Currently, economic policies are driven by efforts to mitigate the consequences of the COVID-19 pandemic. We have experienced a major increase in unemployment and a large decline in real GDP, as a direct result of policy choices. At the end of the second quarter, unemployment stood at 11.1%. Real GDP might have declined at a 35% annual rate during the quarter if early estimates are accurate. There was some positive economic news during the quarter. In June, an estimated 4.8 million jobs were created as COVID-19 related restrictions on economic activity were relaxed.
Corporate profits have fallen as economic activity declined. The consensus estimate calls for a decline in profits of 44% at an annual rate in the second quarter. Any estimates for changes in profits going forward are no more than guesswork.
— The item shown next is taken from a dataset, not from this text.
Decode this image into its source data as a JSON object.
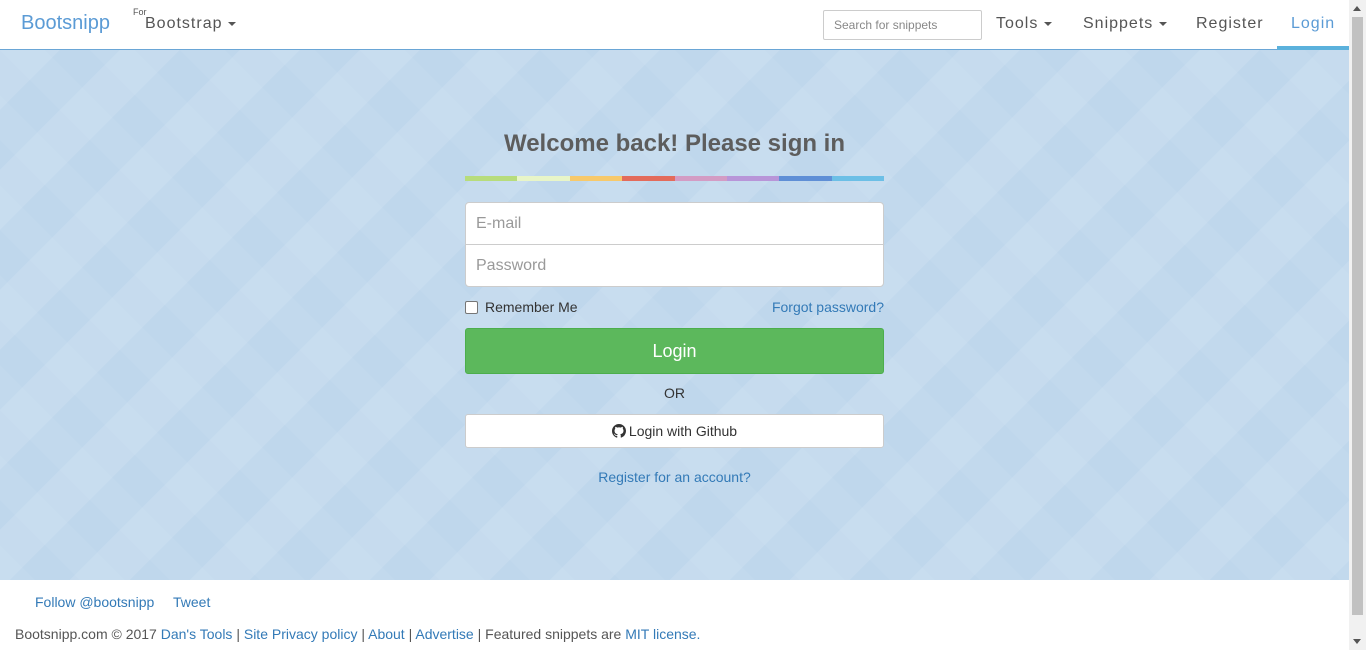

Economic policies are now driven by the course of the pandemic about which little or nothing is knowable.
When uncertainty seems to completely obscure the future, there are some long-term perspectives which should help shape expectations. The New York Stock Exchange was established in 1792 not long after the Constitution was ratified, and George Washington was President. The Exchange has continued to function for 228 years through the War of 1812, the Civil War, World War I, World War II, the Cold War and numerous smaller military conflicts. It has functioned through numerous economic dislocations including the Great Depression, and the near financial market collapse of 2008/2009. There is no reason to believe that, over time, the stock market will not regain its footing and continue to function as it has in the past.